Too many hours scrubbing walls and carpets and sofas today. When I was finally satisfied, Maya celebrated with an ice cream at Corfu, and a walk around Carolina Park in the glorious sunshine. We took the Ecovia to Alameda Park, where Maya and I decided to try the paddle boats in artificial canal, and Maya did a remarkable job navigating and steering us along the route in the thirty minute allotted time. It was hard work!
Maya was not thrilled to be back in the Centro Historico, complaining that she had seen all there was to see, and of course I had seen even more, but I wanted fresh air and a walk, and there is no better place to stroll than in the centre, where one always encounters something new and different. And today the church of Carmen Alto was open for the first time (I have walked by dozens of times and the grand doors are always closed. There is usually access to the convent where one can buy items produced by the nuns through a window next door to the church. When I saw the church door ajar, I could not pass without checking. It was empty but for a priest sitting quietly next to the altar. It is a small and simple church, with the usual baroque gold altars and statues, but with a measure of lightness compared to other similar churches. Later we found the doors to Carmen Bajo open; the church had been under renovation for most of the year that we have been here, and now the altars and art are gradually being replaced. I felt lucky that we were able to see these two structures that have been closed to us in the past.
Open Doors at Carmen Alto
I remember that we had been to the Museo de la Ciudad the first week we arrived in Quito. It was fitting that we return for a visit today. The museum outlines the story of the establishment and development of the city since the arrival of the Spaniards.
We strolled through the centro and caught the Ecovia home just in time to go through the apartment with the owner and the landlady. I thought everything looked great, and was surprised and disappointed that I was asked to have the place painted by the time I leave next week. I am now scrambling to find someone reasonable for the job. I wonder if we are being taken advantage of (I asked Patti, the dueña of the gym downstairs, and she was the one who suggested that) and I feel burdened by having to arrange for the job immediately.
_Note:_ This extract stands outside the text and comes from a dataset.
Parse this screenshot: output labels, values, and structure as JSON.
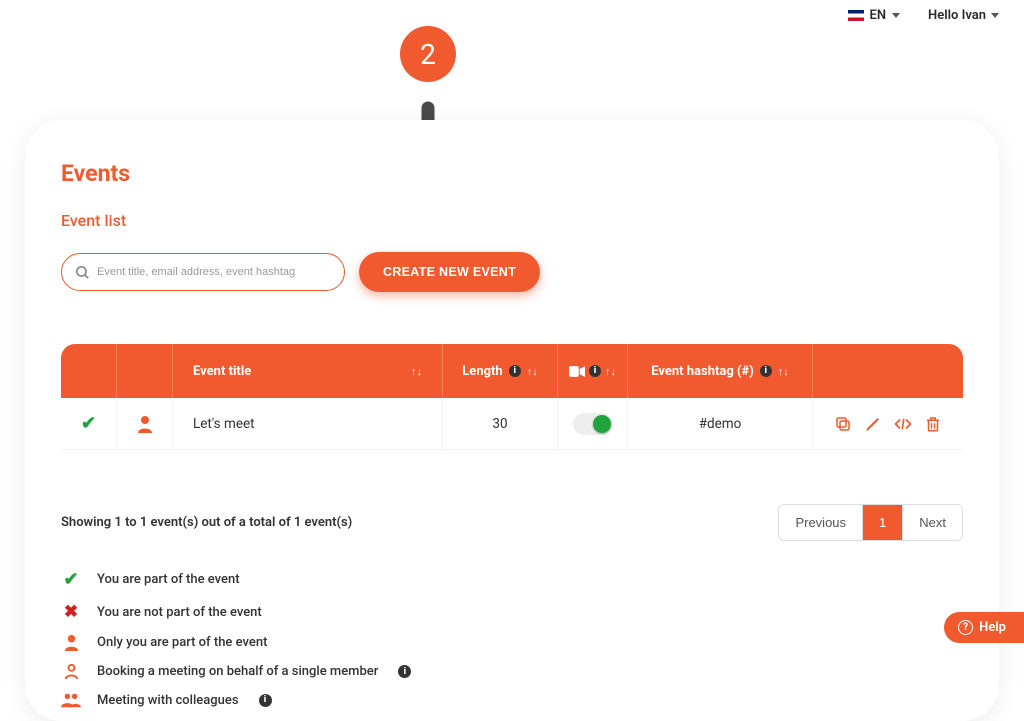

I had hoped that now Maya and I could relax and enjoy our last few days in Quito. Perhaps everything was going too well for us, and there had to be a glitch, and this is it, but it is not too insurmountable a task.